02 Nov 2016:
As a first step in my undergraduate research on simulating physical quantum annealing, I wrote some Monte Carlo solver. I wrote my first implementation of a path-integral Quantum Monte Carlo (PI-QMC) in Python using numpy linear algebra operations. The code quality was not great though and it was not particularly nice to use. So a few weeks ago, I decided to re-write it as something I would be happy to share with others, so here it is!
In order to plot things in 2D, I collapsed the configuration space of the problem into sequential integers, from first explored to last. For that reason, the exploration takes place left to right, while occasionally a walker will wander left to re-check a place it has already been. This seemed like the most elegant way of animating an N! dimensional configuration space.
All the animations are available on this playlist. Or you can generate your own with the scripts provided with my solvers. =)
The time-steps in this animation happen only on move acceptances, so instead of things slowing down, you will notice that the schedule parameter countdown text starts to make jumps downward.
Try Some Solvers!
Aside from my re-written solvers on Github, there are very good free solvers out there like CASINO. My solvers are not optimized and are more useful for being readable, as I learned a great deal by writing them and that was what I wanted to share with others. My original research versions are still on Github in their own branch, but I don’t recommend using them. =)

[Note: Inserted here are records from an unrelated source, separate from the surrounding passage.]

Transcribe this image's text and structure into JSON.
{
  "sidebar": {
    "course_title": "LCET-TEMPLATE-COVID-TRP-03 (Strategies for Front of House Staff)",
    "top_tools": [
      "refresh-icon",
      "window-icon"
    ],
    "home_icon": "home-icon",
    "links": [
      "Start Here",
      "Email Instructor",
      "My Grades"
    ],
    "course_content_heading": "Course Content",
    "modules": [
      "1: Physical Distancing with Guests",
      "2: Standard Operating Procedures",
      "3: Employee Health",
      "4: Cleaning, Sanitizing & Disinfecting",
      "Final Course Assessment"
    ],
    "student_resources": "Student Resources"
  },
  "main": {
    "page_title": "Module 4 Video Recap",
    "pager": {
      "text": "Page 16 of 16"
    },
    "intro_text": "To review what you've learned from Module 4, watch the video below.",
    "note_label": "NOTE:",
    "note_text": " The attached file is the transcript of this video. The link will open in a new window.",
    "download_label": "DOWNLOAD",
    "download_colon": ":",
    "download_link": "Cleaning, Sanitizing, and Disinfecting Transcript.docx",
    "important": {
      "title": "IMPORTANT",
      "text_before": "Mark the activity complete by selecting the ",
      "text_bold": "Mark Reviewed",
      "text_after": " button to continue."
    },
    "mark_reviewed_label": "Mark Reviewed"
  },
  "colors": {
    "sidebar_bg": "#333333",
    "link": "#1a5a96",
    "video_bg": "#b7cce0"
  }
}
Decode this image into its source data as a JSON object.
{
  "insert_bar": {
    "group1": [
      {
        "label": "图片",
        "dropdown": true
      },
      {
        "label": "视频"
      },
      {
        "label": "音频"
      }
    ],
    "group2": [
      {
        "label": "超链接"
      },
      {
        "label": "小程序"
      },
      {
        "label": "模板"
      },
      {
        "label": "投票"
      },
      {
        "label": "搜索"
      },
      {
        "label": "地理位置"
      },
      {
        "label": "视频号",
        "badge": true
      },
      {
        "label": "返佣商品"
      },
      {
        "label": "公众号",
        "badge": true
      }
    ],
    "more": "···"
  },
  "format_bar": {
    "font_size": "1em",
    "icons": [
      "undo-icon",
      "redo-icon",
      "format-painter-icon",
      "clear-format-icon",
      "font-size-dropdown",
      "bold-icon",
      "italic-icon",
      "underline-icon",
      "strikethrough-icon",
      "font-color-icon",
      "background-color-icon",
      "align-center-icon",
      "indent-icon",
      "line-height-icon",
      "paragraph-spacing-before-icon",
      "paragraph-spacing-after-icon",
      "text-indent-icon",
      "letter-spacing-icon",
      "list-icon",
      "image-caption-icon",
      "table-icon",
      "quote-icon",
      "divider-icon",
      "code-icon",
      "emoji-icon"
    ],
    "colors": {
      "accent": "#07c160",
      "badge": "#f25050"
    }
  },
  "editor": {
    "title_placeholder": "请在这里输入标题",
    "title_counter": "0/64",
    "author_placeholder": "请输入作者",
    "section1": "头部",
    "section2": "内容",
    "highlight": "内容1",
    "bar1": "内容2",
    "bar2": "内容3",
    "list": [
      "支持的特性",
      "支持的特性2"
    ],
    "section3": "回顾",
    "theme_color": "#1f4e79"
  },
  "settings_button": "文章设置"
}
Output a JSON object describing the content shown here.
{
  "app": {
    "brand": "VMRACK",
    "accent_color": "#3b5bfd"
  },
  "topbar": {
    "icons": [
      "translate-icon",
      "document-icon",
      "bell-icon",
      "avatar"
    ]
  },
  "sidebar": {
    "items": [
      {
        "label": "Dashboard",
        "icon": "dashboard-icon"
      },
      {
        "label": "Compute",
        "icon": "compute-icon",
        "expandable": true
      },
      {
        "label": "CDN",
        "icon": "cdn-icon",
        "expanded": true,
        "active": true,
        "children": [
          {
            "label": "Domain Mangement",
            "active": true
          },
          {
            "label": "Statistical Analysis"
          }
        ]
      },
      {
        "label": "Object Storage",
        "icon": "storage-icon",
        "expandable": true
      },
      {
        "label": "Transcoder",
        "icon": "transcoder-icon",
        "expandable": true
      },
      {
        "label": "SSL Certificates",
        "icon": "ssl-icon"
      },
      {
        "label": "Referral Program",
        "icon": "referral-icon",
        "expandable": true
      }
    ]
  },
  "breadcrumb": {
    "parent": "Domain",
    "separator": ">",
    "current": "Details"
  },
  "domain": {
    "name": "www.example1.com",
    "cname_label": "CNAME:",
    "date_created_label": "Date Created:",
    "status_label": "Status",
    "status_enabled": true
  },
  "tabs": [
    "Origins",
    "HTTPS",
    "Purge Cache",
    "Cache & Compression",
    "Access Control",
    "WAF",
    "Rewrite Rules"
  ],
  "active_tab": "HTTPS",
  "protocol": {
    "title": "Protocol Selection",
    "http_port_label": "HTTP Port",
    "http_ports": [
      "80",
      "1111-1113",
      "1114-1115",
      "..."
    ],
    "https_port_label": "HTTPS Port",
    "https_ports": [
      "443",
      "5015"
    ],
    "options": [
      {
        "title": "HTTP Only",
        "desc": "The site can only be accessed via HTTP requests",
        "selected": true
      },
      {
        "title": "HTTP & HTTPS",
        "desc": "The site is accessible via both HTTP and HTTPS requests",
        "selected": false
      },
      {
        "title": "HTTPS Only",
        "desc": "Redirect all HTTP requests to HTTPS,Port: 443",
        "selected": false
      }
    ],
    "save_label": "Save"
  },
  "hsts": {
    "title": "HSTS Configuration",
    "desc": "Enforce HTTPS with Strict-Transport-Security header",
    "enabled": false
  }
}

On top of CASINO and my own code, the spinglass server is a great source of sample problem data with solutions.
Header image from Althorpe Group at University of Cambridge